IN ORDER TO MAKE THE CASE to government for protecting a greater fraction of the Discovery Islands from clearcut logging, this project is undertaking a comprehensive survey of forests and logging on publicly owned land on the islands—and what is being lost. Can you help?
The Discovery Islands, lying at the intersection of eight different provincial ecosections, are a biodiversity hot spot. At the same time, the mild, moist climate is ideal for growing large trees that can live for several hundred years, relatively safe from fire, making this area ideal for a protected carbon reserve. The spectacular physical nature of rugged, mountainous islands and deep fiord-like channels also makes this place uniquely physically attractive to nature-focussed research and tourism.
This project will initially focus on gathering as much information about these attributes as possible. Some of the islands are quite remote and have few or no people living on them. So the period of time required to create an accurate physical survey will depend on how much volunteer help can be marshalled from the more populated islands.

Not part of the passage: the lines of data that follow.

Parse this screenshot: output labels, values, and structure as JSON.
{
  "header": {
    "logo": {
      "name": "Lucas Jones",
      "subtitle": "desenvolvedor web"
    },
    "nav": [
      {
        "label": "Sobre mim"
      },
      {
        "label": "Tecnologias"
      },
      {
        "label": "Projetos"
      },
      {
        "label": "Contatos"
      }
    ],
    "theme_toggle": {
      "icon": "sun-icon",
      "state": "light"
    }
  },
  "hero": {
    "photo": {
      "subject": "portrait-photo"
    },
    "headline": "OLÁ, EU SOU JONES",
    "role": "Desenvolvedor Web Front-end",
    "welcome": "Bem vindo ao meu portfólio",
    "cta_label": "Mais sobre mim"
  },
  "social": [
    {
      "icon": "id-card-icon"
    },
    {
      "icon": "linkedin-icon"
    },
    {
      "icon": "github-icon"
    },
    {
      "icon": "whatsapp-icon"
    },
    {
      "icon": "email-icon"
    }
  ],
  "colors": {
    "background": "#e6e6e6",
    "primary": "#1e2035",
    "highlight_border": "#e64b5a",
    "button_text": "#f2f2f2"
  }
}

Here’s a summary of some of what we are currently working on:
1. Using satellite imagery and drones to identify potential areas of primary forest (old growth)
2. Ground-truthing, photographing and measuring trees in these areas
3. Recording species of plants and animals
4. Photographing (including videography) scenic areas
5. Cataloguing existing and potential recreational resources
6. Cataloguing locally-used place names
7. Cataloguing salmonid-bearing streams
8. Surveying areas of mature and old forest where logging is planned
9. Photographing and cataloguing road-building and forest cover loss
10. Processing the above information and adding it to this website
11. Analyzing information from provincial government databases, spreadsheets and other documents relevant to this project
12. Perhaps you have some special skill that you know this project could use?
If you can help, we’d love to hear from you!